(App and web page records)
_ _ _ _ _ _ _

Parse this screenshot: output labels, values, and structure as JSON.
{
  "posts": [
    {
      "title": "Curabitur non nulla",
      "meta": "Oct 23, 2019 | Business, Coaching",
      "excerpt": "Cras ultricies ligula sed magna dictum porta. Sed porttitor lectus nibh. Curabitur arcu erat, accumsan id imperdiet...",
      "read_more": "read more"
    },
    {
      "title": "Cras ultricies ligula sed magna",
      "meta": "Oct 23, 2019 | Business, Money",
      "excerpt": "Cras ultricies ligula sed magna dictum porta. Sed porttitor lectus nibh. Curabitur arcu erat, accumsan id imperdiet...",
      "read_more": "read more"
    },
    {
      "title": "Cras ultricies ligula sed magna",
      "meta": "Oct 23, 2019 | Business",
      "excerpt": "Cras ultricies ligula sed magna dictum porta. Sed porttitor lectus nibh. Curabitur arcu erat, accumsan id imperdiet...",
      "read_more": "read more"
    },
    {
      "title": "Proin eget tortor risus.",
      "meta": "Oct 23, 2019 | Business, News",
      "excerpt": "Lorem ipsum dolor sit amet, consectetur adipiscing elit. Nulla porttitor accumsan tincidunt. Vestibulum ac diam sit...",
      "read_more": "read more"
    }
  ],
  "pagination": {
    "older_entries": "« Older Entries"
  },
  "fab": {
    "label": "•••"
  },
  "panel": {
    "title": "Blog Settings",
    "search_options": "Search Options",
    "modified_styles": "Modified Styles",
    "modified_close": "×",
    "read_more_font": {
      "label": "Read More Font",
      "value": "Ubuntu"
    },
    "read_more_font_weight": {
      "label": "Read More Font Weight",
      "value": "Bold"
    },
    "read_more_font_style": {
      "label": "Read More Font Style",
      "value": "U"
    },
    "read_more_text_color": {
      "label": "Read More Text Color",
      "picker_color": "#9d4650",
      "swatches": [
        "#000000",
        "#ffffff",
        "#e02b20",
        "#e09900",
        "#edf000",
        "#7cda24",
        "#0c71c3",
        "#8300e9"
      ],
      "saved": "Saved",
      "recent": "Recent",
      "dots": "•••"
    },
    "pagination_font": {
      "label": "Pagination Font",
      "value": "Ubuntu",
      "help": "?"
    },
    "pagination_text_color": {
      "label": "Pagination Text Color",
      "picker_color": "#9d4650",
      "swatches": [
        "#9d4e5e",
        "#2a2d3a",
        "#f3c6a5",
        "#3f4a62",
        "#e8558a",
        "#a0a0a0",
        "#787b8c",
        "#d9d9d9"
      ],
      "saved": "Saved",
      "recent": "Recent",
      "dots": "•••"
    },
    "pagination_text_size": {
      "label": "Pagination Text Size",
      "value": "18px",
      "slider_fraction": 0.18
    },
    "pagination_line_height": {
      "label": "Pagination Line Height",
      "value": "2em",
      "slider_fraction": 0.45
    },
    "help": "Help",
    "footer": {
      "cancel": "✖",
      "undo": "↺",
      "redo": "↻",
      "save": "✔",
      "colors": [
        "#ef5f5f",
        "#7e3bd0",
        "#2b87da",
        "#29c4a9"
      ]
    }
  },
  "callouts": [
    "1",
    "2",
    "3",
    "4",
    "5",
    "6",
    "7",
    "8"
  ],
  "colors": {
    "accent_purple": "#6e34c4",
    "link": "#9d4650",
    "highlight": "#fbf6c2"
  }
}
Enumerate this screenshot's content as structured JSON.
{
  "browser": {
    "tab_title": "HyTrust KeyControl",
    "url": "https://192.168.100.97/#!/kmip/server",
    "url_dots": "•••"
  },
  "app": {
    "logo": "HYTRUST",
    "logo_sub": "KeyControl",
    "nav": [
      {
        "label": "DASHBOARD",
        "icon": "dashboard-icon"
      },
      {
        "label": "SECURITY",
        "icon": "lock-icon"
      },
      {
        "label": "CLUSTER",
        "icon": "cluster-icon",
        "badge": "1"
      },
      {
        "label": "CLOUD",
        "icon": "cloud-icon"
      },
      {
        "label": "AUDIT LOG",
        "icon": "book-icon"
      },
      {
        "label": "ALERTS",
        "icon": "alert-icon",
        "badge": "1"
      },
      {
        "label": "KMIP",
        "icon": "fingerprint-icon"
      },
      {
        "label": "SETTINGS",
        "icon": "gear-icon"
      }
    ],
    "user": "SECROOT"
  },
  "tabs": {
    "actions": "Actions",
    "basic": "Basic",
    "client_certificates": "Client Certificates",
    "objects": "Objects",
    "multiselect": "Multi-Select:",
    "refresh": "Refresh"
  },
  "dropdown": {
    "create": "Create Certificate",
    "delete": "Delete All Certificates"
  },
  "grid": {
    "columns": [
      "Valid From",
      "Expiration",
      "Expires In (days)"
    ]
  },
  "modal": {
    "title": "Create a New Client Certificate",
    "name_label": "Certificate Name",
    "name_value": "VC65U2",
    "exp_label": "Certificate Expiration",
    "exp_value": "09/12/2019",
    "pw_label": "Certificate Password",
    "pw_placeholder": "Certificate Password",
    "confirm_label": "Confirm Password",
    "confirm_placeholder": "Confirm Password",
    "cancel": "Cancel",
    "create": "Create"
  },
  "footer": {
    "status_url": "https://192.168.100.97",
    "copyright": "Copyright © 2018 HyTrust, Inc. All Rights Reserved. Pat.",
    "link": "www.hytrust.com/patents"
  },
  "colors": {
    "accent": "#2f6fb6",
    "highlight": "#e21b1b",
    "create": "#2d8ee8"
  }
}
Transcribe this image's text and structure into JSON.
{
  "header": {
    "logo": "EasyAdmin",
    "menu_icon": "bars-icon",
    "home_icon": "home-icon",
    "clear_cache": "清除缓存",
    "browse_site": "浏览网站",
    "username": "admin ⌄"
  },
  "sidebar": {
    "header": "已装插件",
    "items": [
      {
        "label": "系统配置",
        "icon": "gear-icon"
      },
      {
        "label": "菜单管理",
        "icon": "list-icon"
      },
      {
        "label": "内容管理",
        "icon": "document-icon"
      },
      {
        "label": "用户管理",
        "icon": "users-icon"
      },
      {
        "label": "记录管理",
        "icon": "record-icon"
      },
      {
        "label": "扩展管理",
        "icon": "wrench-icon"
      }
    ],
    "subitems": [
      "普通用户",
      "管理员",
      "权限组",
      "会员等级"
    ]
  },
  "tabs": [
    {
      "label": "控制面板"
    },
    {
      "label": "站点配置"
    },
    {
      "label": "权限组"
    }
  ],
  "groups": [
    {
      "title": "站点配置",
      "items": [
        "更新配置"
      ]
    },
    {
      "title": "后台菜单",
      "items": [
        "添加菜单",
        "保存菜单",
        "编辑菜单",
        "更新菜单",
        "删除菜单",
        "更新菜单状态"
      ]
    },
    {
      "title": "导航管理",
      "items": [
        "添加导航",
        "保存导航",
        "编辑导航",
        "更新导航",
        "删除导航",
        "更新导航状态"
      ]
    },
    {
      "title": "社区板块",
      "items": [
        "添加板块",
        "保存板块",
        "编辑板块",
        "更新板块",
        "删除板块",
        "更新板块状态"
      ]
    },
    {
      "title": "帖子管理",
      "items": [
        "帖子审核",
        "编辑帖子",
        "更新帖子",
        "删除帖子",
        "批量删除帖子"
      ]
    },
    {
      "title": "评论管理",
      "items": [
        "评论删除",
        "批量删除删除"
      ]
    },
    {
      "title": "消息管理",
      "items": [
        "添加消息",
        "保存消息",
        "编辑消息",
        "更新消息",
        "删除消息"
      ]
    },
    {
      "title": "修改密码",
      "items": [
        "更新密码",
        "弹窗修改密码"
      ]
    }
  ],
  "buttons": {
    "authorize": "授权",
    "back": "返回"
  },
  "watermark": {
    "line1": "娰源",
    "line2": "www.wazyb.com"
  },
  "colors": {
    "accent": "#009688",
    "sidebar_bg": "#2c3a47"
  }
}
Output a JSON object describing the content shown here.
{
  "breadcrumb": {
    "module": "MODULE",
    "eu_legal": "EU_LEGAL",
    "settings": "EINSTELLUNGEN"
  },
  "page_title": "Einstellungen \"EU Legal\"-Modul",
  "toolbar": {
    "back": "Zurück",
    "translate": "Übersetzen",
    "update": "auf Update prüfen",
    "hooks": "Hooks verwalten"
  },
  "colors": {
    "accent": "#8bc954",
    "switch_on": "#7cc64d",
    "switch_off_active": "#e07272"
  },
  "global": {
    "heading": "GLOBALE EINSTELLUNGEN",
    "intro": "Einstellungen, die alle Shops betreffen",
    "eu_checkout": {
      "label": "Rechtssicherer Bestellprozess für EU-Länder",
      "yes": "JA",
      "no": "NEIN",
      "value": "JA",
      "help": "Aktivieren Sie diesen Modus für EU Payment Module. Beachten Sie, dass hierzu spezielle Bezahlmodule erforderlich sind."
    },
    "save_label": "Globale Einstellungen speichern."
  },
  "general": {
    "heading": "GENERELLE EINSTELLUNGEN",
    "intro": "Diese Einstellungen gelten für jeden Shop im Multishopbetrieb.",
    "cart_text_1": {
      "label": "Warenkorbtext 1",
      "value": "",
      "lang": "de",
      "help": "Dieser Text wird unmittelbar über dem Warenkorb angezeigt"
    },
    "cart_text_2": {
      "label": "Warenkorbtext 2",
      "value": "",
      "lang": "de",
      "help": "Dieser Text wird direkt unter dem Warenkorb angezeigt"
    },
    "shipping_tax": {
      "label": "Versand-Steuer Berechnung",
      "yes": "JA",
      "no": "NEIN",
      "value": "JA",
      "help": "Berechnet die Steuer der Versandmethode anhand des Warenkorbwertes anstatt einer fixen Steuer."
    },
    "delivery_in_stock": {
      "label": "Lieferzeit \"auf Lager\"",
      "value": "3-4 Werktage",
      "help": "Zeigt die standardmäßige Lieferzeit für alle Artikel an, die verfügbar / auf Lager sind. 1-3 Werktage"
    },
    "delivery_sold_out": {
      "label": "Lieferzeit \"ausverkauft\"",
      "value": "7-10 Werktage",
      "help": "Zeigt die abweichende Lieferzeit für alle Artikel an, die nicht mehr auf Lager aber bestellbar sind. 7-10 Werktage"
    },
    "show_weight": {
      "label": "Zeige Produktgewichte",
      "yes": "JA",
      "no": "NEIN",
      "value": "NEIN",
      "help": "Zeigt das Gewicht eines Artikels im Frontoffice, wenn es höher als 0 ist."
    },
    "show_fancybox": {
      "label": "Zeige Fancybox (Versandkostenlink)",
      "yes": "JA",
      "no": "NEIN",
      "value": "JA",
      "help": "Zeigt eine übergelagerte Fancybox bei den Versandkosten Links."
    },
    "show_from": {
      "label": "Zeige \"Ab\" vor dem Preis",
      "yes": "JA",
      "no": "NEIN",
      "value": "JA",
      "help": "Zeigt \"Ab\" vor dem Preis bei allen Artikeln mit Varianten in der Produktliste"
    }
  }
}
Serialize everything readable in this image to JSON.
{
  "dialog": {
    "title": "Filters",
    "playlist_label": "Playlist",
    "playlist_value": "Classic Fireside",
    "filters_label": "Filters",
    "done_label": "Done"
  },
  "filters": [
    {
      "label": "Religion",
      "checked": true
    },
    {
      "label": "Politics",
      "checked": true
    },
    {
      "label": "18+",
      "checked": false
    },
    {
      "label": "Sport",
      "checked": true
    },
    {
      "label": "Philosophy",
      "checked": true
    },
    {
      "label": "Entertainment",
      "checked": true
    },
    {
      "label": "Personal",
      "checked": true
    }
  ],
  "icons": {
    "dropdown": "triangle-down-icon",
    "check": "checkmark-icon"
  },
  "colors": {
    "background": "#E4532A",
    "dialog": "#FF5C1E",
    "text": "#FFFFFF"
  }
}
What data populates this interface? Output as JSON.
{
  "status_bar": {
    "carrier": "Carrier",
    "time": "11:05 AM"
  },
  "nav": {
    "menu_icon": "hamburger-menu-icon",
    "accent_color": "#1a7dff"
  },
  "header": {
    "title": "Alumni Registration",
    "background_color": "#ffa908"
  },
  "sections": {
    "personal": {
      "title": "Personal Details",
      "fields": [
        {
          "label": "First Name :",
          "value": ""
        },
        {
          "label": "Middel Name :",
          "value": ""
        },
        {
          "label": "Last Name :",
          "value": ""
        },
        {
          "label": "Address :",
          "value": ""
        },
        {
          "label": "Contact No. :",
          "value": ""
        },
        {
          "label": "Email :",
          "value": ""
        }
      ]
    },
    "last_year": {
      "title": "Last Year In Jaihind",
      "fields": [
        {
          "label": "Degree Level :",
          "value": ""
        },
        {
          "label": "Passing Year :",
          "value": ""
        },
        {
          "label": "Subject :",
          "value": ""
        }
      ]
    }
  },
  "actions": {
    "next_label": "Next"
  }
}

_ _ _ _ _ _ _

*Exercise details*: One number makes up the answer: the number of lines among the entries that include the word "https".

*Exercise response*: 2